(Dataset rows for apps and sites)
———

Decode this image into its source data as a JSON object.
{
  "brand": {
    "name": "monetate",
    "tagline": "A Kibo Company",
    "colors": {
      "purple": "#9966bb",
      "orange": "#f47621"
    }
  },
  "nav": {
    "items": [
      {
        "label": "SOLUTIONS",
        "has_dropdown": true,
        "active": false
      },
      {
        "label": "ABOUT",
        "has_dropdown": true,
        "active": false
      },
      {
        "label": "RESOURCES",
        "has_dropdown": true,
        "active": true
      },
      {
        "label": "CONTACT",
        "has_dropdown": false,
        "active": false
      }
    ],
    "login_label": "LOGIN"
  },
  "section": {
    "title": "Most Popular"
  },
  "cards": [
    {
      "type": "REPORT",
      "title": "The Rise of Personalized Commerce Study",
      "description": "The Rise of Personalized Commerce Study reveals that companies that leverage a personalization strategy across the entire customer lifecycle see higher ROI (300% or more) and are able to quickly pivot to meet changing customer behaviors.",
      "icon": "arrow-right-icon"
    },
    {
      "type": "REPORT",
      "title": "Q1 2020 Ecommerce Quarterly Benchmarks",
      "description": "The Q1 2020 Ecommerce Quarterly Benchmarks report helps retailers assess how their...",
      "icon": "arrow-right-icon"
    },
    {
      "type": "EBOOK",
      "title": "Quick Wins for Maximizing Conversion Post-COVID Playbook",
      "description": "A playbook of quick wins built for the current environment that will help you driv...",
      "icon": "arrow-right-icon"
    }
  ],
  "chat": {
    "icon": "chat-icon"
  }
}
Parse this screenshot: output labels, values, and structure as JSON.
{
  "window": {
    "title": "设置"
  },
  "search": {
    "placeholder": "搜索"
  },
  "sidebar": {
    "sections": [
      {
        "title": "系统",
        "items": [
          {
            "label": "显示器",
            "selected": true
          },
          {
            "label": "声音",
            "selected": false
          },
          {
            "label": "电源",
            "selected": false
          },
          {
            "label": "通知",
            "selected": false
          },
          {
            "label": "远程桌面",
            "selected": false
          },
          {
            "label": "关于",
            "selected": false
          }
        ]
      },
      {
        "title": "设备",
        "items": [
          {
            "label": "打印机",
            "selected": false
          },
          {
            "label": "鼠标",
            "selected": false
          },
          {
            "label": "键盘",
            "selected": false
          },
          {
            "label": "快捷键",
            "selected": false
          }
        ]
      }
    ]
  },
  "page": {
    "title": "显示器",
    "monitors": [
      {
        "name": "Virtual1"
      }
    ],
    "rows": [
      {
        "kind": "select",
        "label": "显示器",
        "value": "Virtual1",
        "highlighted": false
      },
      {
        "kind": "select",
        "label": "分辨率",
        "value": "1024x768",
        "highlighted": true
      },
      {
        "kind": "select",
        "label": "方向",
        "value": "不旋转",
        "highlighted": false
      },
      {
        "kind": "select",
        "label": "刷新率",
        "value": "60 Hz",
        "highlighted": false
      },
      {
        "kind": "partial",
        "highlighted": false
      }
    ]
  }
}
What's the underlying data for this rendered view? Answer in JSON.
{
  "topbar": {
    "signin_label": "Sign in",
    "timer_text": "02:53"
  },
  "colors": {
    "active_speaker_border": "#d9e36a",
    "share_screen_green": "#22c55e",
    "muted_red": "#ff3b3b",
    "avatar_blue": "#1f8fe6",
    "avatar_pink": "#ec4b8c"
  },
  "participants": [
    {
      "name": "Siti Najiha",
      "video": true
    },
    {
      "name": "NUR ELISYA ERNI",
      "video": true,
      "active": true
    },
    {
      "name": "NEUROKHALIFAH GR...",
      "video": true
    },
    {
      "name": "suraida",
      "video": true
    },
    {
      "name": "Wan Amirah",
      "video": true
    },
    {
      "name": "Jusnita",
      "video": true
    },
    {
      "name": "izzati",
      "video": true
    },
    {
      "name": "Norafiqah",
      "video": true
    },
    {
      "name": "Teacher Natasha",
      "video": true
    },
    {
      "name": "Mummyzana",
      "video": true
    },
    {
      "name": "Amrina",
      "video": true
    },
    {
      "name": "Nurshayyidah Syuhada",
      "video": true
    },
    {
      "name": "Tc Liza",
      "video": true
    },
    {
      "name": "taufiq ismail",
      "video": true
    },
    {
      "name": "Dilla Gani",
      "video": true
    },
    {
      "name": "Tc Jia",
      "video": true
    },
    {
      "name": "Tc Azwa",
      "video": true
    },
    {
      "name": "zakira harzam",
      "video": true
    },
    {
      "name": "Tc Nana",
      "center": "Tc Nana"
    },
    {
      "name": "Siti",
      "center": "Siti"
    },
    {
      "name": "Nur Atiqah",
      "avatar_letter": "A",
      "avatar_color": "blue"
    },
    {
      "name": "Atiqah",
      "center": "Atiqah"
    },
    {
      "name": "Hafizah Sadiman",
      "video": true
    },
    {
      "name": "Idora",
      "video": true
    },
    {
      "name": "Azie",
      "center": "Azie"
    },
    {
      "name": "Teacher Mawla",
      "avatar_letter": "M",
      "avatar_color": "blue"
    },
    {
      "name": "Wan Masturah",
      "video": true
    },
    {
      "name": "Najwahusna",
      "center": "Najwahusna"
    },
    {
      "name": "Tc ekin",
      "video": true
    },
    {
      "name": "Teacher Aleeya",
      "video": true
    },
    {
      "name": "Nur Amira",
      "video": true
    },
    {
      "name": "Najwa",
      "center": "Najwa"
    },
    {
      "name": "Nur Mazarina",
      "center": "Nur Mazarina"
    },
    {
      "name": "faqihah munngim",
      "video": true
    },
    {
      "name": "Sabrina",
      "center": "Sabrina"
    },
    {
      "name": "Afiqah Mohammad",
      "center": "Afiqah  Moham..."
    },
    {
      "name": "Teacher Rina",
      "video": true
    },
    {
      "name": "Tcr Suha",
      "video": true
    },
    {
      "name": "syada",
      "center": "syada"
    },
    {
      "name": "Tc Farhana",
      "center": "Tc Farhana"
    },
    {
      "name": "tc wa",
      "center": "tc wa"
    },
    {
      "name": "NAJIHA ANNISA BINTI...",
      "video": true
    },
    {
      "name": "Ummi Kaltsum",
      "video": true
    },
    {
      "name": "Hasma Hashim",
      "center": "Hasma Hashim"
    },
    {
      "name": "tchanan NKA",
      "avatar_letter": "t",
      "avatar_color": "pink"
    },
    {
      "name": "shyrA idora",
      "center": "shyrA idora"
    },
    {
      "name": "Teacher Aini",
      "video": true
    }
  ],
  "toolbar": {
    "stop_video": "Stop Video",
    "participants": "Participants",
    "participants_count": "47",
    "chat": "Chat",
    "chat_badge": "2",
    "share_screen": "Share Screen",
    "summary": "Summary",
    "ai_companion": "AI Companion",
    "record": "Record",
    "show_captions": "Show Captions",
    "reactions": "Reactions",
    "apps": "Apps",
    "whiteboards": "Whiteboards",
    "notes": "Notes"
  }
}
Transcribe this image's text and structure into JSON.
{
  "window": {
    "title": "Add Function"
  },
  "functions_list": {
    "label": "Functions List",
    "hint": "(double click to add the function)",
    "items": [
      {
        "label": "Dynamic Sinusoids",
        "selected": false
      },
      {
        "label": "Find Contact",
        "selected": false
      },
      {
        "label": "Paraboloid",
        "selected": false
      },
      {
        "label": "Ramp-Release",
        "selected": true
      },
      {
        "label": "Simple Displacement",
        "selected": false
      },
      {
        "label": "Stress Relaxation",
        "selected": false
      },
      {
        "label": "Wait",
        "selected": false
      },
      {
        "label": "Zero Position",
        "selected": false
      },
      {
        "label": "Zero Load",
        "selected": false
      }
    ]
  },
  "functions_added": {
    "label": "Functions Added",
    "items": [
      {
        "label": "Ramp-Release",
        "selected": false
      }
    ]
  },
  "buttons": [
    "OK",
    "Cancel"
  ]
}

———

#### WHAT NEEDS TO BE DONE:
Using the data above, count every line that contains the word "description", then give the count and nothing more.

#### OUTPUT FOR THIS EXERCISE:
3